Setting guidelines for using communication tools while working remotely will help avoid confusion and promote clarity. Design a plan as a team to streamline the process. For example, web conferencing is an interactive tool better suited to complex tasks such as problem solving or negotiation. While sharing information, such as data or resources, can be circulated by email, chat or a bulletin board. Training should be supplied as necessary.
Studies have shown that adequately resourcing employees to do their job has a positive impact on wellbeing. Running an equipment and capability inventory will ensure internet connection, hardware and IT support is in place for remote team members. Keep in mind there may be some trial and error in streamlining the best tools for your team, so regularly review what works and what doesn’t.
Stay in sync
Without face-to-face interaction team members can quickly lose focus and connection. To overcome this, maintain clear and regular communication and encourage team members to proactively share information if they have any personal challenges they are trying to manage.
Set a standard and establish communication guidelines for the team. For example, ask team members to acknowledge receipt of important messages, so the sender doesn’t have to wonder if a communication was received and whether it is being actioned.
Prior to each meeting provide an agenda, set expectations and provide resources for follow through. A recent analysis by Harvard Business School and New York University recommended larger meetings may be necessary to ensure “everyone is on the same page” and create what economists call “common knowledge”.
The switch to remote working has disconnected many employees from the stream of social interactions that influence wellbeing and create a sense of belonging at work. While working from home can deliver benefits, it can also fuel loneliness and isolation.
Research shows that casual conversations help employees feel more engaged and committed, which keeps feelings of isolation at bay.
Encourage interactions by giving your team a virtual venue to talk about non-work topics or promote the 15-minute ‘coffee break’ chat or phone call. Be creative with ideas for informal interactions to create opportunities despite physical separation.

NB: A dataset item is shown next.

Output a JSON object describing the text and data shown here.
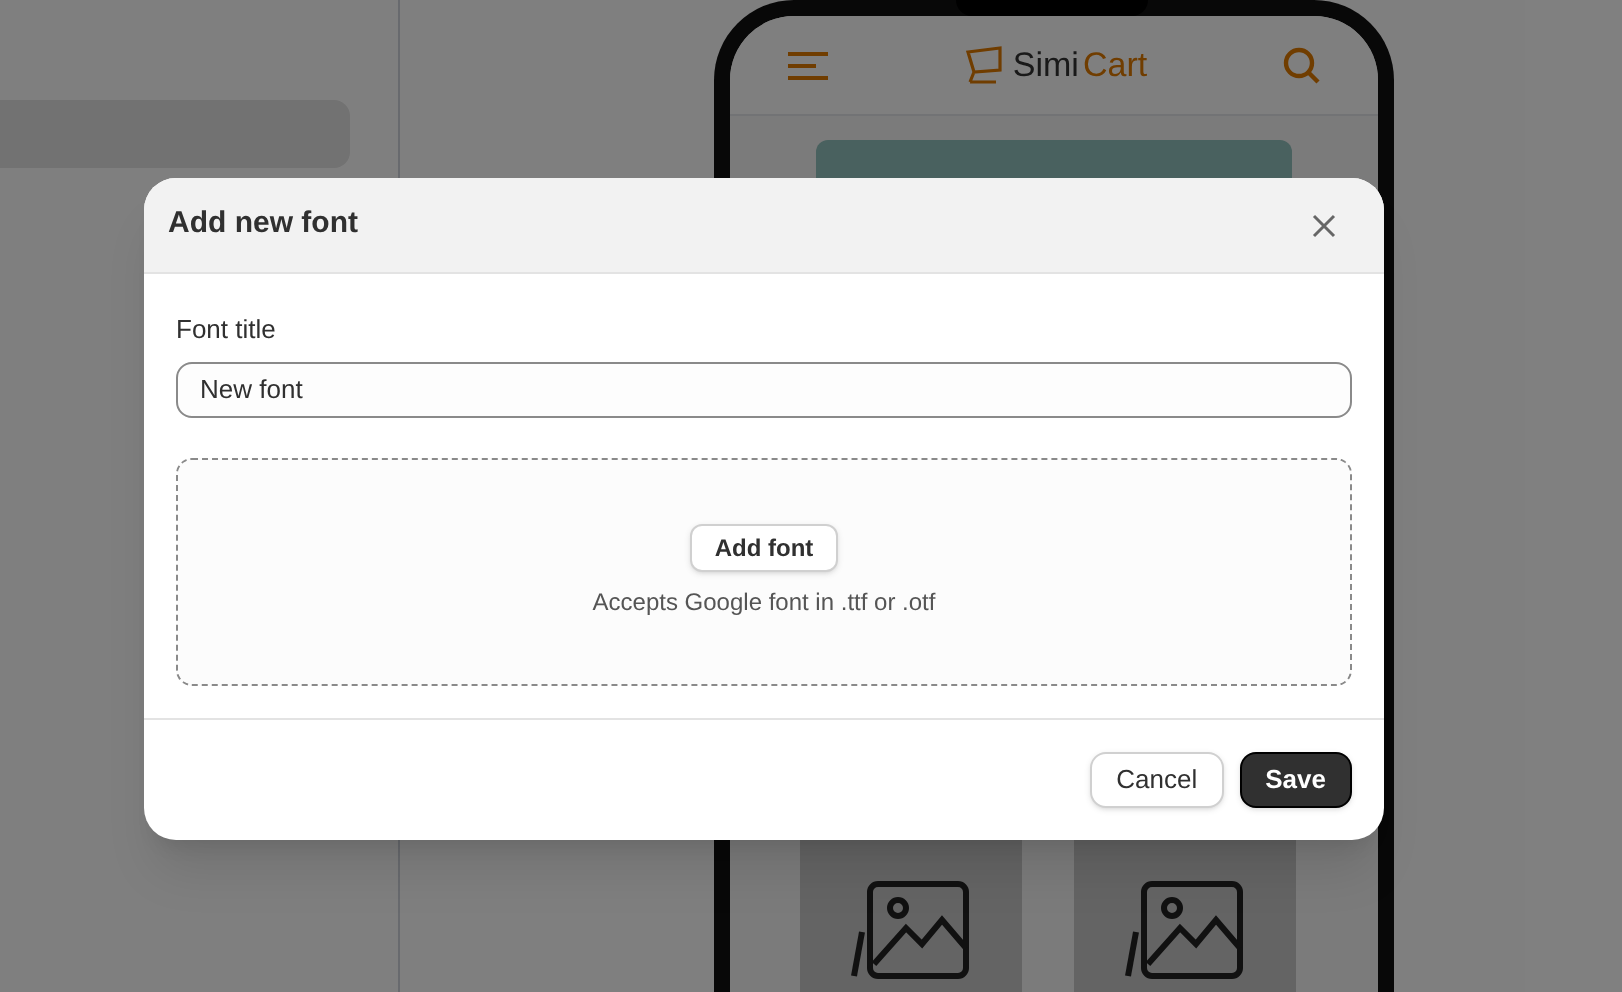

Try using an internal messaging platform to share fun pictures of pets, hobbies or to discuss what shows or movie series people are binge watching. Alternatively, sign up for a group challenge like ‘Steptember’– a 10,000 per day step challenge to fundraise for Cerebral Palsy.
Talking about mental health is not a one and done conversation. Team leaders should offer support and keep a pulse on their team’s wellbeing by making direct phone calls to check in. Be proactive not reactive so issues can be caught early.
There are plenty of ideas to support your team. Include a regular meeting to focus on wellbeing rather than work. As part of this team initiative, create and share a Wellness Action Plan with practical steps on dealing with stress or a mental health issue. Or create a live webinar series using employees, the community and experts to discuss a range of wellbeing topics.
Make sure mental health resources are available to everyone. Communicate regularly and encourage access when new information or articles are posted. Creating a strong wellness program harvests healthy habits, increases productivity and helps retain talent.
Resources and further reading
Harvard Business Review: How to Prepare Your Virtual Teams for the Long Haul
Harvard Business Review: 8 Ways Managers Can Support Employees’ Mental Health
The Conversation: How remote working can increase stress and reduce wellbeing